Vibration Experts

Log linear or dB scales?

Log linear or dB scales? Which should you use?

Log and dB scales better for analyzing vibration velocity spectra. Here’s why:

Log or dB scales allow you to see small amplitude peaks in the presence of large amplitude peaks. The small amplitude peaks may be your rolling element bearing defects whereas large peaks may be 1x and vane or blade pass frequencies.

Think about trying to photograph your friend standing next to a large building, where the top of the building needs to be in the photo. In a linear scale this will only work if the building is less than ten times taller than the person. If it is greater than this you can see the top of the building but your friend is cut off at the bottom – or you can see your friend but not the top of the building. When using a linear scale, one must re-scale the graph to see both. This takes time!

In a log or dB scale, the building can be 1,000 times taller and you can still see both the building and your friend in the picture. In other words, you can see large peaks like vane pass along side small peaks like bearing tones.

Because the log or dB scale allows you to view all of the important data in one graph, it also means that you can use a fixed graph scale instead of auto-scaling the graphs. This offers another HUGE benefit.

When all of your graphs are always scaled the same way it gets very easy for your eyes and your mind to pick out patterns and to compare one plot to another – say from different test points, test dates or different axes on the same machine. This drastically speeds up the analysis process. No more rescaling every graph or trying to figure out how high the peaks are!

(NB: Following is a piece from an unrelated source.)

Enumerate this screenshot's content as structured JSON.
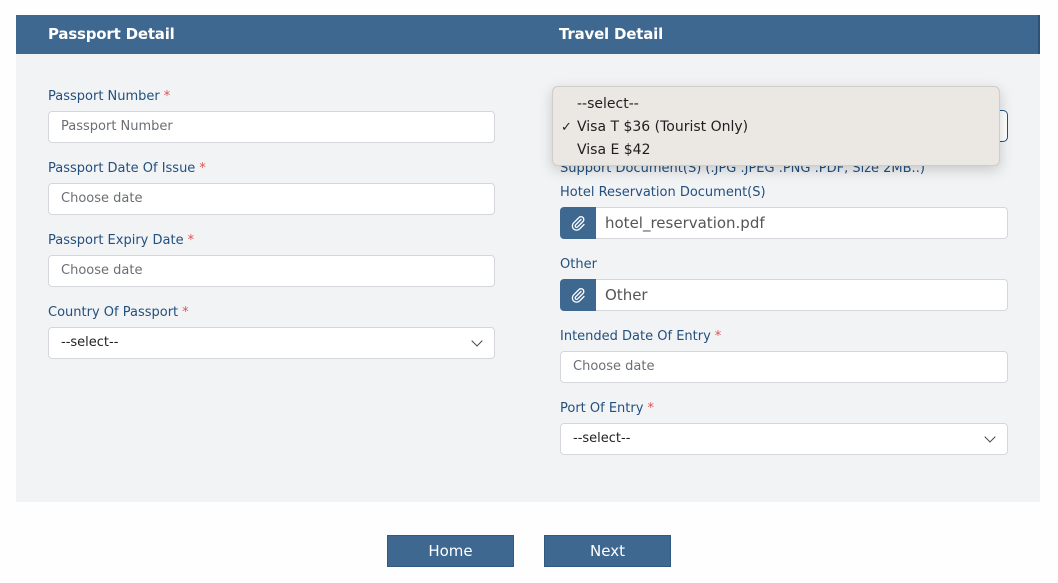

A benefit of dB over log is that the vertical scale in a dB plot is “linear” and the log part is contained in the unit itself. This means that you can look at a peak in the spectrum and estimate its amplitude without clicking on it. You cannot do this with a log scale because the scale is graduated. (it goes up by factors of 10)

In a dB scale just remember that an increase of 6 dB is a doubling of amplitude. When using the imperial version of VdB (velocity decibels) a good fixed scale to use is 60 – 120 VdB. The reference for (imperial) VdB is 0.0000003937 in/s – your software might ask you to input this reference value. The metric reference for VdB is 10^-8 m/s.

Changing unit scales is a button click away in most software programs. It does not effect how the data was collected or how it is stored, it is simply a way to view the data. Therefore there is nothing to lose by giving it a try. You can always easily switch back to your preferred scaling without effecting the data in any way.

Log linear or dB? I would recommend giving dB (or more specifically VdB) a try.